Head of small-business panel warns Oregon that taxes are driving industry away
Oregon is already famous, or infamous, for the invitation of a former governor to ''come visit us, but for heaven's sake, don't stay.'' Now it is being warned that its antibusiness bias is showing.
An emphatic warning that taxes are driving out business has come from the chairman of Republican Gov. Victor G. Atiyeh's small-business development panel, who says the state's relatively high corporate and personal income tax load is too much.
R. W. deWeese, prominent in business and philanthropic circles here for many years, has backed up his warning with action. He has moved a new company he heads out of Oregon and into Utah ''simply because it will have a lower cumulative tax burden.''
One of Mr. deWeese's major contributions to business development in Portland was the formation, in 1974, of Odyssey Productions Inc. The firm quickly became an award-winning producer of advertising audio-visuals and other films and was subsequently sold to its employees.
DeWeese now is active in the affairs of eight local businesses, and also gives time to 11 civic groups.
''Legislative attitudes, actions, and inactions are drving companies out,'' deWeese says. ''Furthermore, they are responsible for keeping out companies that may have thought of coming to Oregon.''
The legislature, deWeese says, ''doesn't recognize the consequences of its (tax) actions.''
His call for improvement in Oregon's tax climate won immediate support from the state's largest newspaper, The Oregonian, in Portland.
''If the message of R. W. (Bill) deWeese, chairman of Gov. Vic Atiyeh's blue-ribbon panel on small business development, does not spur Oregon's legislators and Atiyeh himself, to move toward reform of Oregon's unbalanced tax system, nothing will,'' the paper's editorial declared.
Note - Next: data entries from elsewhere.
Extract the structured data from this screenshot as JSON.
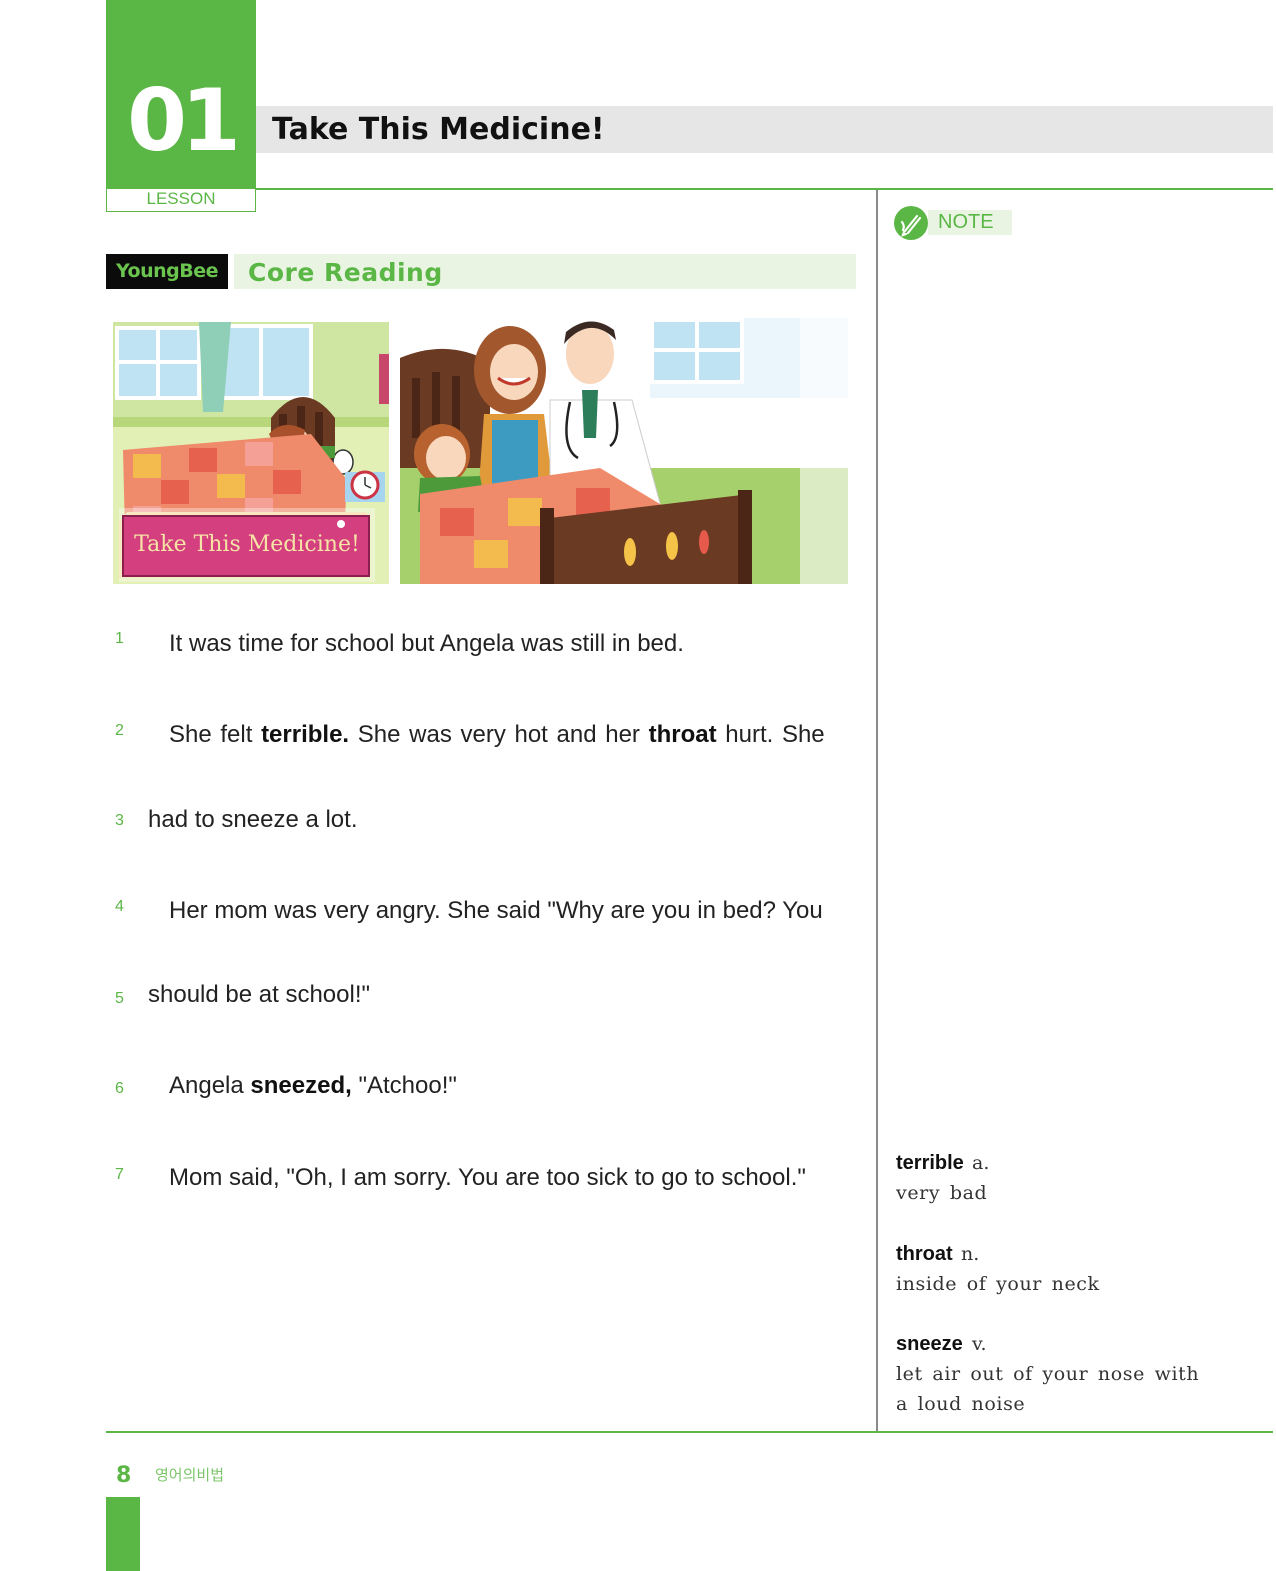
{
  "lesson": {
    "number": "01",
    "label": "LESSON"
  },
  "title": "Take This Medicine!",
  "note": {
    "label": "NOTE",
    "icon": "pencil-icon"
  },
  "section": {
    "tag": "YoungBee",
    "title": "Core Reading"
  },
  "illustration": {
    "caption": "Take This Medicine!"
  },
  "reading": {
    "line1": {
      "no": "1",
      "text": "It was time for school but Angela was still in bed."
    },
    "line2": {
      "no": "2",
      "a": "She felt ",
      "b": "terrible.",
      "c": " She was very hot and her ",
      "d": "throat",
      "e": " hurt. She"
    },
    "line3": {
      "no": "3",
      "text": "had to sneeze a lot."
    },
    "line4": {
      "no": "4",
      "text": "Her mom was very angry. She said \"Why are you in bed? You"
    },
    "line5": {
      "no": "5",
      "text": "should be at school!\""
    },
    "line6": {
      "no": "6",
      "a": "Angela ",
      "b": "sneezed,",
      "c": " \"Atchoo!\""
    },
    "line7": {
      "no": "7",
      "text": "Mom said, \"Oh, I am sorry. You are too sick to go to school.\""
    }
  },
  "vocabulary": [
    {
      "word": "terrible",
      "pos": "a.",
      "def1": "very bad",
      "def2": ""
    },
    {
      "word": "throat",
      "pos": "n.",
      "def1": "inside of your neck",
      "def2": ""
    },
    {
      "word": "sneeze",
      "pos": "v.",
      "def1": "let air out of your nose with",
      "def2": "a loud noise"
    }
  ],
  "footer": {
    "page": "8",
    "book": "영어의비법"
  },
  "colors": {
    "accent": "#5bb745",
    "accent_light": "#e9f4e3",
    "title_bar": "#e6e6e6"
  }
}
The paper noted that in announcing removal of his Catheter Technology Corporation to Salt Lake City, deWeese cited ''Oregon's higher income tax, workers' compensation rates, property tax, unemployment tax, and, for the Portland area, the mass transit payroll tax.''
Furthermore, the paper said, deWeese's frustration with tax inaction ''must not be dismissed as casually as Atiyeh appears to have done.''
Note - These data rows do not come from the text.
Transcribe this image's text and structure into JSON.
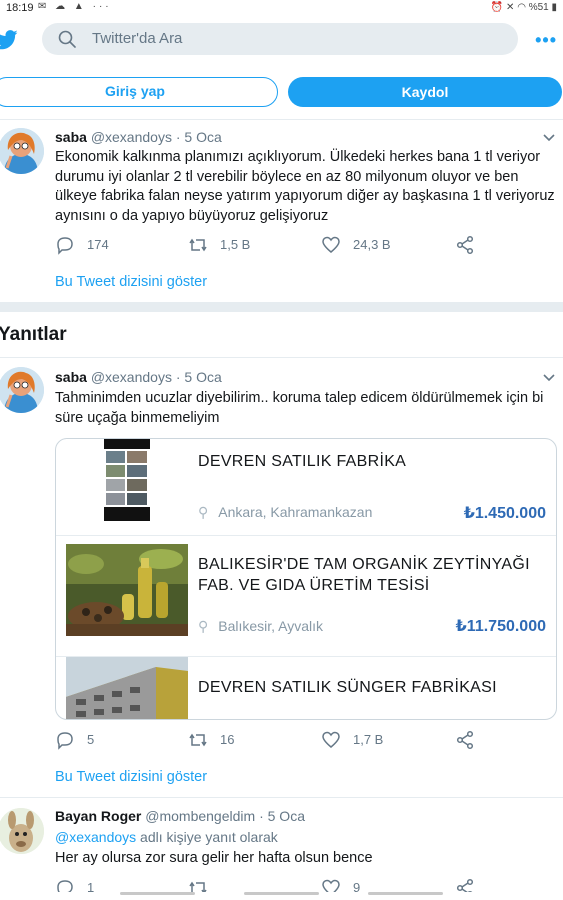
{
  "status_bar": {
    "time": "18:19",
    "left_icons": "✉ ☁ ▲ ···",
    "right_icons": "⏰ ✕ ◠ %51 ▮",
    "battery": "%51"
  },
  "header": {
    "search_placeholder": "Twitter'da Ara",
    "more_label": "•••",
    "login_label": "Giriş yap",
    "signup_label": "Kaydol"
  },
  "main_tweet": {
    "name": "saba",
    "handle": "@xexandoys",
    "dot": "·",
    "date": "5 Oca",
    "text": "Ekonomik kalkınma planımızı açıklıyorum. Ülkedeki herkes bana 1 tl veriyor durumu iyi olanlar 2 tl verebilir böylece en az 80 milyonum oluyor ve ben ülkeye fabrika falan neyse yatırım yapıyorum diğer ay başkasına 1 tl veriyoruz aynısını o da yapıyo büyüyoruz gelişiyoruz",
    "replies": "174",
    "retweets": "1,5 B",
    "likes": "24,3 B",
    "show_thread": "Bu Tweet dizisini göster"
  },
  "replies_section": {
    "title": "Yanıtlar"
  },
  "reply_tweet": {
    "name": "saba",
    "handle": "@xexandoys",
    "dot": "·",
    "date": "5 Oca",
    "text": "Tahminimden ucuzlar diyebilirim.. koruma talep edicem öldürülmemek için bi süre uçağa binmemeliyim",
    "listings": [
      {
        "title": "DEVREN SATILIK FABRİKA",
        "location": "Ankara, Kahramankazan",
        "price": "₺1.450.000"
      },
      {
        "title": "BALIKESİR'DE TAM ORGANİK ZEYTİNYAĞI FAB. VE GIDA ÜRETİM TESİSİ",
        "location": "Balıkesir, Ayvalık",
        "price": "₺11.750.000"
      },
      {
        "title": "DEVREN SATILIK SÜNGER FABRİKASI",
        "location": "",
        "price": ""
      }
    ],
    "pin_icon": "map-pin-icon",
    "replies": "5",
    "retweets": "16",
    "likes": "1,7 B",
    "show_thread": "Bu Tweet dizisini göster"
  },
  "third_tweet": {
    "name": "Bayan Roger",
    "handle": "@mombengeldim",
    "dot": "·",
    "date": "5 Oca",
    "reply_to_handle": "@xexandoys",
    "reply_to_suffix": " adlı kişiye yanıt olarak",
    "text": "Her ay olursa zor sura gelir her hafta olsun bence",
    "replies": "1",
    "likes": "9"
  },
  "colors": {
    "accent": "#1da1f2",
    "price": "#2e6ab5",
    "muted": "#657786",
    "separator": "#e6ecf0"
  }
}
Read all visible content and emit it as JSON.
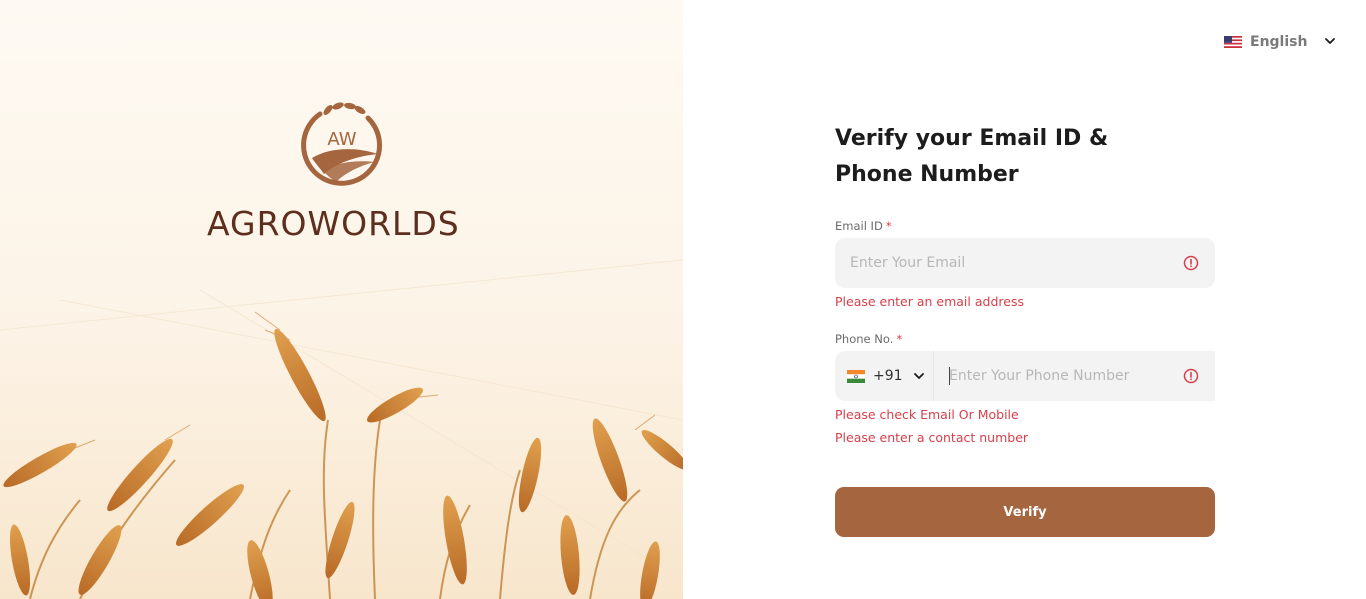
{
  "brand": {
    "monogram": "AW",
    "name": "AGROWORLDS",
    "color": "#5d2e1e",
    "accent": "#a5653f"
  },
  "language": {
    "label": "English",
    "flag_icon": "us-flag-icon"
  },
  "form": {
    "title": "Verify your Email ID & Phone Number",
    "email": {
      "label": "Email ID",
      "required_mark": "*",
      "placeholder": "Enter Your Email",
      "value": "",
      "error": "Please enter an email address"
    },
    "phone": {
      "label": "Phone No.",
      "required_mark": "*",
      "country_code": "+91",
      "country_flag_icon": "india-flag-icon",
      "placeholder": "Enter Your Phone Number",
      "value": "",
      "errors": [
        "Please check Email Or Mobile",
        "Please enter a contact number"
      ]
    },
    "submit_label": "Verify",
    "error_color": "#d6404b"
  }
}
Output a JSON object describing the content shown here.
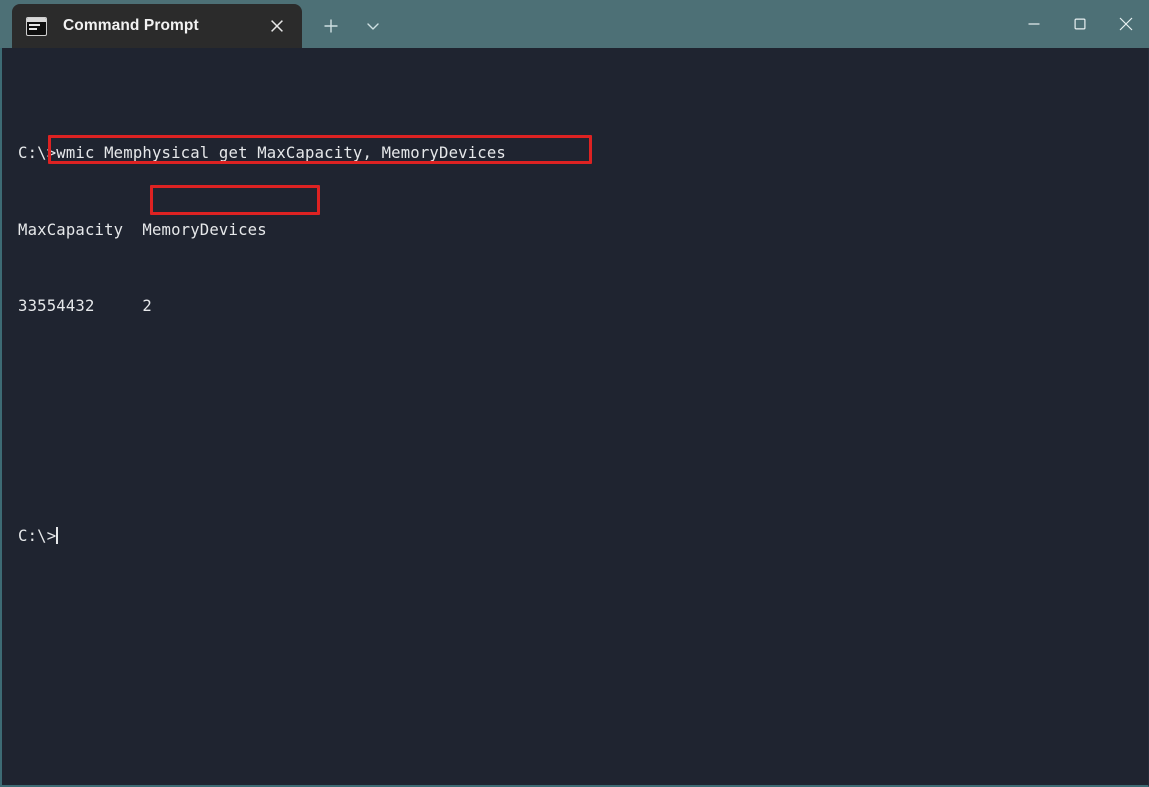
{
  "window": {
    "app_title": "Command Prompt",
    "titlebar_color": "#4d7076",
    "terminal_background": "#1f2430",
    "tab_background": "#2b2b2b"
  },
  "tab_bar": {
    "active_tab": {
      "label": "Command Prompt",
      "icon": "console-icon",
      "close_icon": "close-icon"
    },
    "new_tab_button": {
      "icon": "plus-icon",
      "tooltip": "New tab"
    },
    "tab_menu_button": {
      "icon": "chevron-down-icon",
      "tooltip": "Open dropdown"
    }
  },
  "caption_buttons": {
    "minimize": {
      "icon": "minimize-icon"
    },
    "maximize": {
      "icon": "maximize-icon"
    },
    "close": {
      "icon": "close-icon"
    }
  },
  "terminal": {
    "lines": [
      {
        "id": "command_line",
        "text": "C:\\>wmic Memphysical get MaxCapacity, MemoryDevices"
      },
      {
        "id": "header_line",
        "text": "MaxCapacity  MemoryDevices"
      },
      {
        "id": "values_line",
        "text": "33554432     2"
      },
      {
        "id": "blank_line_1",
        "text": ""
      },
      {
        "id": "blank_line_2",
        "text": ""
      },
      {
        "id": "prompt_line",
        "text": "C:\\>"
      }
    ],
    "prompt": "C:\\>",
    "command": "wmic Memphysical get MaxCapacity, MemoryDevices",
    "output": {
      "columns": [
        "MaxCapacity",
        "MemoryDevices"
      ],
      "rows": [
        [
          "33554432",
          "2"
        ]
      ]
    },
    "cursor_visible": true,
    "text_color": "#e6e8ea"
  },
  "annotations": {
    "highlight_color": "#dd2222",
    "boxes": [
      {
        "name": "command-highlight",
        "target": ">wmic Memphysical get MaxCapacity, MemoryDevices"
      },
      {
        "name": "memorydevices-value-highlight",
        "target": "2"
      }
    ]
  }
}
Another sore point with deWeese is Oregon's unitary tax law, under which - similar to laws in another 12 states - domestic and foreign operations of a company are lumped together and a percentage of that total is taxed in the same proportion as the company's labor costs located in the particular state.
This unitary law also is opposed strongly by Japanese firms seeking to do business in the United States. Recently, the unitary tax may have played a part in the decision to locate production facilities and headquarters of S. E. H. America Inc., in Vancouver, Wash., and not Oregon or California, both unitary tax law states. The firm is a subsidiary of Shin-Etsu Handotai Company Ltd. of Tokyo, the world's leading producer of silicon wafers for the electronics industry.
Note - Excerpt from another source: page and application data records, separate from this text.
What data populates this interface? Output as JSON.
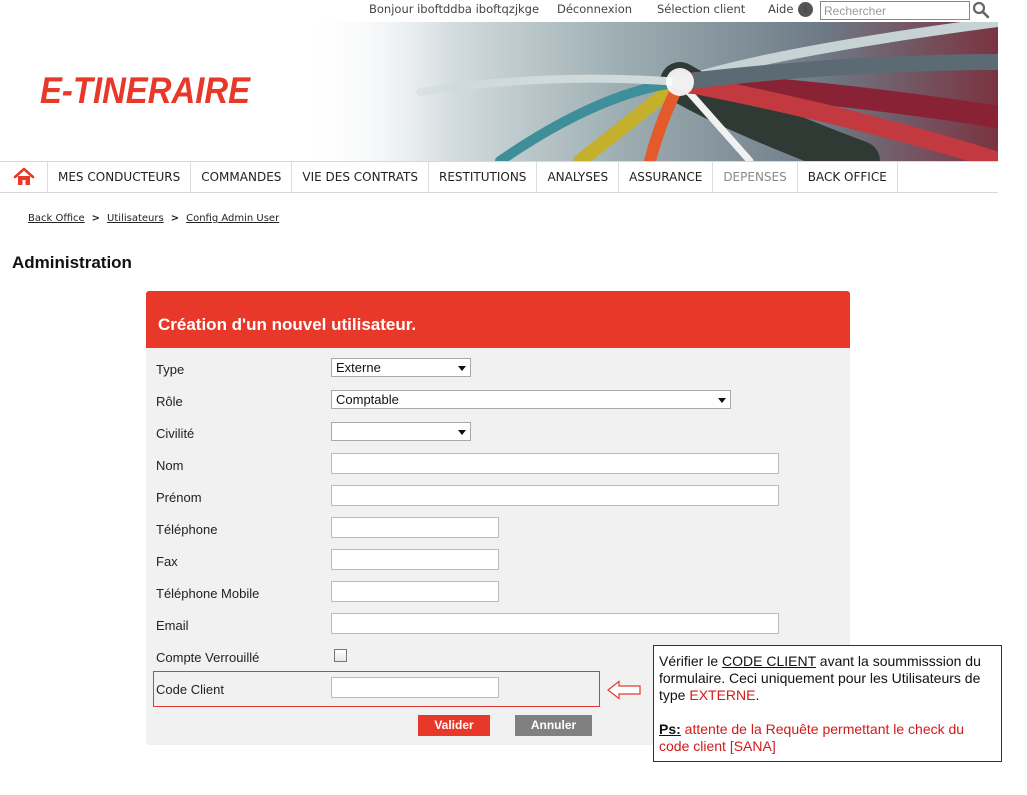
{
  "top_links": {
    "greeting": "Bonjour iboftddba iboftqzjkge",
    "logout": "Déconnexion",
    "client_select": "Sélection client",
    "help": "Aide",
    "search_placeholder": "Rechercher"
  },
  "brand": {
    "logo_text": "E-TINERAIRE",
    "accent": "#e8382a"
  },
  "nav": {
    "home_icon": "home-icon",
    "items": [
      "MES CONDUCTEURS",
      "COMMANDES",
      "VIE DES CONTRATS",
      "RESTITUTIONS",
      "ANALYSES",
      "ASSURANCE",
      "DEPENSES",
      "BACK OFFICE"
    ]
  },
  "breadcrumb": [
    "Back Office",
    "Utilisateurs",
    "Config Admin User"
  ],
  "page_title": "Administration",
  "form": {
    "title": "Création d'un nouvel utilisateur.",
    "labels": {
      "type": "Type",
      "role": "Rôle",
      "civilite": "Civilité",
      "nom": "Nom",
      "prenom": "Prénom",
      "telephone": "Téléphone",
      "fax": "Fax",
      "mobile": "Téléphone Mobile",
      "email": "Email",
      "locked": "Compte Verrouillé",
      "code_client": "Code Client"
    },
    "values": {
      "type": "Externe",
      "role": "Comptable",
      "civilite": "",
      "nom": "",
      "prenom": "",
      "telephone": "",
      "fax": "",
      "mobile": "",
      "email": "",
      "locked": false,
      "code_client": ""
    },
    "buttons": {
      "submit": "Valider",
      "cancel": "Annuler"
    },
    "colors": {
      "header": "#e8382a",
      "panel": "#f1f1f1",
      "cancel_button": "#808080"
    }
  },
  "annotation": {
    "line1_a": "Vérifier le ",
    "line1_b": "CODE CLIENT",
    "line1_c": " avant la soummisssion du formulaire. Ceci uniquement pour les Utilisateurs de type ",
    "line1_d": "EXTERNE",
    "line1_e": ".",
    "ps_label": "Ps",
    "ps_colon": ":",
    "ps_text": " attente de la Requête permettant le check du code client [SANA]",
    "highlight_color": "#d11a1a"
  }
}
In his opinion, deWeese said, ''the gut issue is economics. Oregonians are simply kidding themselves when they talk about 'the quality of life' in the state.''
Prior to the decision to move, deWeese and his associates commissioned a study by the Landsing Corporation of Menlo Park, Calif., of cities in six states - Arizona, California, Utah, Idaho, Washington, and Oregon - based on a wide range of factors. It was results of this study that tipped the scale in favor of Utah and Salt Lake City.
The study reported that Oregon, to keep businesses in the state, should eliminate its capital gains tax; allow full offset of federal income taxes; and adopt a consumption tax as part of a balanced tax system, with corresponding reductions in income and property taxes.
The legislature, in a current special session, has been wrestling with the question of a sales tax to offset income and property taxes, but has shown little inclination to get on with a vote.